Compliance with ethical standards

Conflict of interest

All authors declare that they have no conflict of interest.

Ethical approval

All procedures performed in the reported study involving human participants were in accordance with the ethical standards of the Cyprus National Biothetics Committee and with the 1964 Helsinki declaration and its later amendments or comparable ethical standards.

Informed consent

Informed consent was obtained from all individual participants included in the study.

References

  1. Avraamides, M. N., & Kelly, J. W. (2005). Imagined perspective-changing within and across novel environments. In Spatial cognition 2004-lecture notes in artificial intelligence (pp. 245–258). Berlin-Heidelberg: Springer.  https://doi.org/10.1007/978-3-540-32255-9_15.Google Scholar
  2. Avraamides, M. N., & Kelly, J. W. (2008). Multiple systems of spatial memory and action. Cognitive Processing, 9, 93–106.  https://doi.org/10.1007/s10339-007-0188-5.CrossRefPubMedGoogle Scholar
  3. Hatzipanayioti, A., Galati, A., & Avraamides, M. N. (2015). The Protagonist’s first perspective influences the encoding of spatial information in narratives. Quarterly Journal of Experimental Psychology, 69, 505–520.  https://doi.org/10.1080/17470218.2015.1056194.Google Scholar
  4. Kelly, J. W., Avraamides, M. N., & Loomis, J. M. (2007). Sensorimotor alignment effects in the learning Environment and in novel Environments. Journal of Experimental Psychology: Learning, Memory and Cognition, 33, 1092–1107.  https://doi.org/10.1037/0278-7393.33.6.1092.Google Scholar
  5. Loomis, J. M., Lippa, Y., Klatzky, R. L., & Golledge, R. G. (2002). Spatial updating of locations specified by 3-d sound and spatial language. Journal of Experimental Psychology: Learning, Memory, & Cognition, 28, 335–345.  https://doi.org/10.1037/e501882009-156.Google Scholar
  6. McNamara, T. P. (2003). How are the locations of objects in the environment represented in memory?
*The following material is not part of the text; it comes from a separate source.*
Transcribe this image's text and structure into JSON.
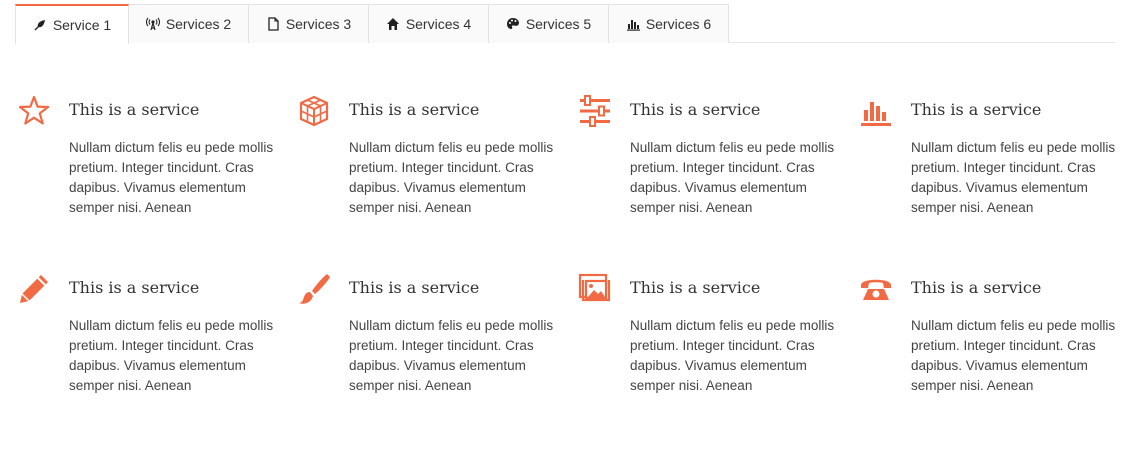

In C. Freksa, W. Brauer, C. Habel & K. F. Wender (Eds.), Spatial Cognition III: Routes and navigation, human memory and learning, spatial representation and spatial reasoning, LNAI 2685 (pp. 174–191). Berlin: Springer.  https://doi.org/10.1007/3-540-45004-1_11.CrossRefGoogle Scholar
  7. Mou, W., Biocca, F., Owen, C. B., Tang, A., Xiao, F., & Lim, L. (2004). Frames of reference in mobile augmented reality displays. Journal of Experimental Psychology: Applied, 10(4), 238–244.  https://doi.org/10.1037/1076-898X.10.4.238.PubMedGoogle Scholar
  8. Mou, W., McNamara, T. P., Valiquette, C. M., & Rump, B. (2004). Allocentric and egocentric updating of spatial memories. Journal of Experimental Psychology: Learning, Memory & Cognition, 30, 142–157.  https://doi.org/10.1037/0278-7393.30.1.142.Google Scholar
  9. Presson, C. C., & Montello, D. R. (1994). Updating after rotational and translational body movements: Coordinate structure of perspective space. Perception, 23, 1447–1455.  https://doi.org/10.1068/p231447.CrossRefPubMedGoogle Scholar
  10. Rideout, V., & Saphir, M. (2013). Zero to eight: Children’s media use in America 2013. San Francisco: Common Sense Media.Google Scholar
  11. Rieser, J. J. (1989). Access to knowledge of spatial structure at novel points of observation. Journal of Experimental Psychology: Learning, Memory, & Cognition, 15, 1157–1165.  https://doi.org/10.1037//0278-7393.15.6.1157.Google Scholar
  12. Rieser, J. J., Guth, D. A., & Hill, E. W. (1986). Sensitivity to perspective structure while walking without vision. Perception, 15, 173–188.  https://doi.org/10.1068/p150173.CrossRefPubMedGoogle Scholar
  13. Shelton, A. L., & McNamara, T. P. (1997). Multiple views of spatial memory. Psychonomic Bulletin & Review, 4, 102–106.  https://doi.org/10.3758/bf03210780.CrossRefGoogle Scholar

Copyright information

© Springer-Verlag GmbH Germany, part of Springer Nature 2018

Authors and Affiliations

  1. 1.Department of PsychologyUniversity of CyprusNicosiaCyprus
  2. 2.Silversky3D Virtual Reality Technologies LtdNicosiaCyprus
  3. 3.Max-Planck-Institute for Biological CyberneticsTübingenGermany
  4. 4.RISE Centre NicosiaNicosiaCyprus

Personalised recommendations